Here’s a shocking headline – boring cybersecurity training doesn’t make for secure employees.

Osterman Research conducted a study and found that those who do get security training are more likely to spot phishing and other threats when compared against those without training, and the research also shows that employees get far more out of interesting and engaging training.

Other key findings:

  • About 45% of employees surveyed expect to spend 15 minutes or more per month in training by mid-2021. That’s up from 26% in 2020.
  • Security and IT leaders, their staff members and business leaders are largely on board with the idea that developing a strong cybersecurity culture is important.

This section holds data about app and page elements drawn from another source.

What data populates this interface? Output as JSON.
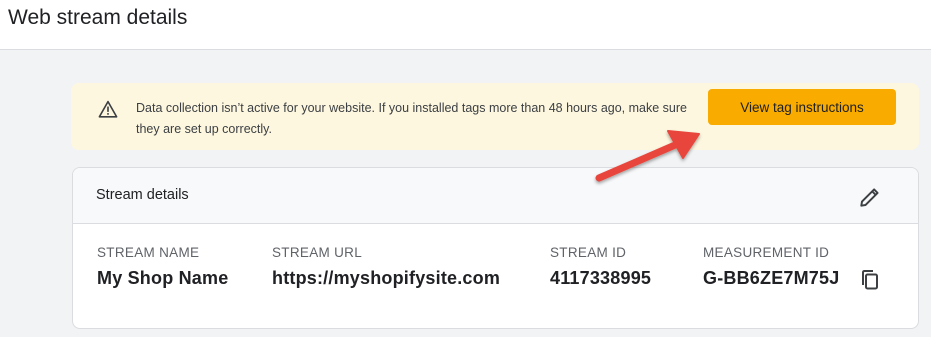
{
  "page": {
    "title": "Web stream details"
  },
  "banner": {
    "icon": "warning-icon",
    "message": "Data collection isn’t active for your website. If you installed tags more than 48 hours ago, make sure they are set up correctly.",
    "button_label": "View tag instructions"
  },
  "stream_details": {
    "title": "Stream details",
    "edit_icon": "pencil-icon",
    "copy_icon": "copy-icon",
    "fields": [
      {
        "label": "STREAM NAME",
        "value": "My Shop Name"
      },
      {
        "label": "STREAM URL",
        "value": "https://myshopifysite.com"
      },
      {
        "label": "STREAM ID",
        "value": "4117338995"
      },
      {
        "label": "MEASUREMENT ID",
        "value": "G-BB6ZE7M75J"
      }
    ]
  },
  "colors": {
    "banner_bg": "#fef7e0",
    "button_bg": "#f9ab00",
    "annotation_arrow": "#e8453c"
  }
}
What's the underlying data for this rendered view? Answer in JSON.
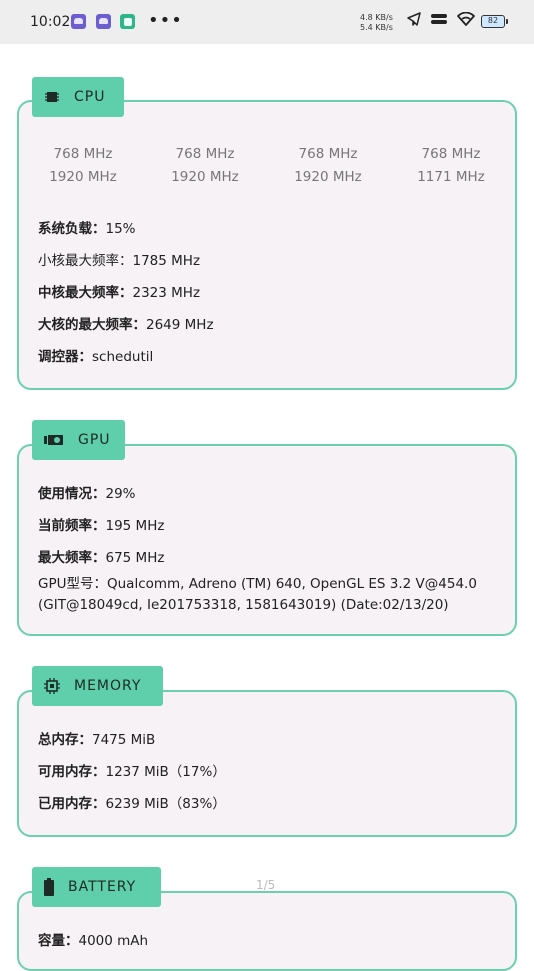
{
  "status_bar": {
    "time": "10:02",
    "more": "•••",
    "net_up": "4.8 KB/s",
    "net_down": "5.4 KB/s",
    "battery": "82"
  },
  "cpu": {
    "title": "CPU",
    "freqs": [
      {
        "min": "768 MHz",
        "max": "1920 MHz"
      },
      {
        "min": "768 MHz",
        "max": "1920 MHz"
      },
      {
        "min": "768 MHz",
        "max": "1920 MHz"
      },
      {
        "min": "768 MHz",
        "max": "1171 MHz"
      }
    ],
    "load_label": "系统负载：",
    "load_value": "15%",
    "little_label": "小核最大频率：",
    "little_value": "1785 MHz",
    "mid_label": "中核最大频率：",
    "mid_value": "2323 MHz",
    "big_label": "大核的最大频率：",
    "big_value": "2649 MHz",
    "governor_label": "调控器：",
    "governor_value": "schedutil"
  },
  "gpu": {
    "title": "GPU",
    "usage_label": "使用情况：",
    "usage_value": "29%",
    "cur_label": "当前频率：",
    "cur_value": "195 MHz",
    "max_label": "最大频率：",
    "max_value": "675 MHz",
    "model_label": "GPU型号：",
    "model_value": "Qualcomm, Adreno (TM) 640, OpenGL ES 3.2 V@454.0 (GIT@18049cd, Ie201753318, 1581643019) (Date:02/13/20)"
  },
  "memory": {
    "title": "MEMORY",
    "total_label": "总内存：",
    "total_value": "7475 MiB",
    "avail_label": "可用内存：",
    "avail_value": "1237 MiB（17%）",
    "used_label": "已用内存：",
    "used_value": "6239 MiB（83%）"
  },
  "battery": {
    "title": "BATTERY",
    "capacity_label": "容量：",
    "capacity_value": "4000 mAh"
  },
  "page_indicator": "1/5",
  "colors": {
    "accent": "#5ecfaa",
    "border": "#6ccfae",
    "card_bg": "#f6f2f6"
  }
}
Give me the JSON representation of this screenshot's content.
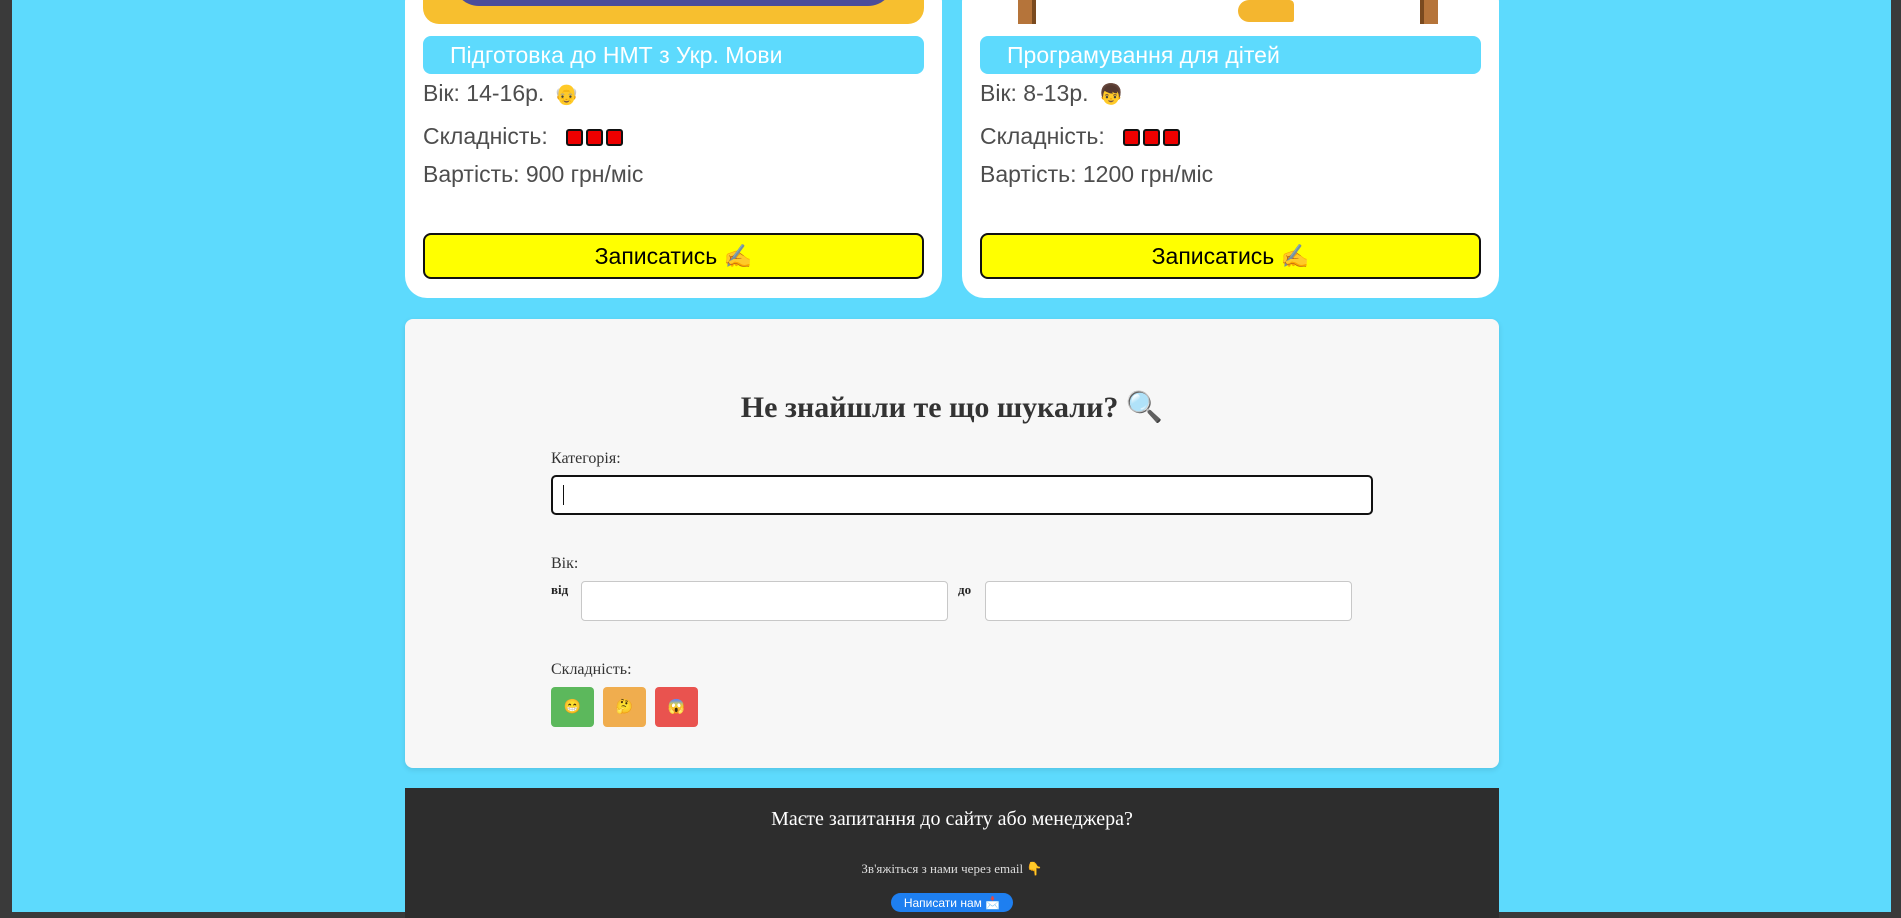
{
  "courses": [
    {
      "title": "Підготовка до НМТ з Укр. Мови",
      "age": "Вік: 14-16р.",
      "age_emoji": "👴",
      "difficulty_label": "Складність:",
      "difficulty_level": 3,
      "price": "Вартість: 900 грн/міс",
      "button": "Записатись ✍️"
    },
    {
      "title": "Програмування для дітей",
      "age": "Вік: 8-13р.",
      "age_emoji": "👦",
      "difficulty_label": "Складність:",
      "difficulty_level": 3,
      "price": "Вартість: 1200 грн/міс",
      "button": "Записатись ✍️"
    }
  ],
  "search": {
    "title": "Не знайшли те що шукали? 🔍",
    "category_label": "Категорія:",
    "category_value": "",
    "age_label": "Вік:",
    "from_label": "від",
    "to_label": "до",
    "from_value": "",
    "to_value": "",
    "difficulty_label": "Складність:",
    "difficulty_buttons": [
      {
        "emoji": "😁",
        "color": "#5cb85c"
      },
      {
        "emoji": "🤔",
        "color": "#f0ad4e"
      },
      {
        "emoji": "😱",
        "color": "#e9534f"
      }
    ]
  },
  "footer": {
    "title": "Маєте запитання до сайту або менеджера?",
    "subtitle": "Зв'яжіться з нами через email 👇",
    "button": "Написати нам 📩"
  },
  "colors": {
    "background": "#5ddafd",
    "enroll_button": "#ffff00",
    "difficulty_square": "#ee0000",
    "footer_bg": "#2d2d2d",
    "footer_button": "#1e7ff0"
  }
}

Everyday employees, however, are much less convinced about the importance of doing so.
  • Cybersecurity awareness training is perceived to be as important as technology in dealing with security threats; therefore, organizations will devote more employee time to training over the next year.

Meanwhile, Gartner’s VP of research speaks to the value of security metrics – context matters.     From the coverage in CIO Dive:

Numbers without the “why” context won’t capture the story the metrics are there to support. When presenting security metrics and data to non-technical stakeholders, security leaders’s messaging could get lost in translation.

Security leaders need to know why they’re presenting security metrics and numbers, what makes them relevant, and if they’re even needed to get their point across to their audience: finance, legal, marketing, sales. 

Why do we care?

Well, duh, right?       The snark makes the point – don’t miss the obvious piece about making it effective, and good content is not easy.   If it was, everyone would be doing it – and because it’s hard, it’s also profitable.

The “why” context is important in not just security, of course, although here it’s important to reinforce.   Again, that whole business value – if you’re solving problems and explaining the “why” of things, you will be more effective.  

Source:  Channel Futures

Source: CIO Dive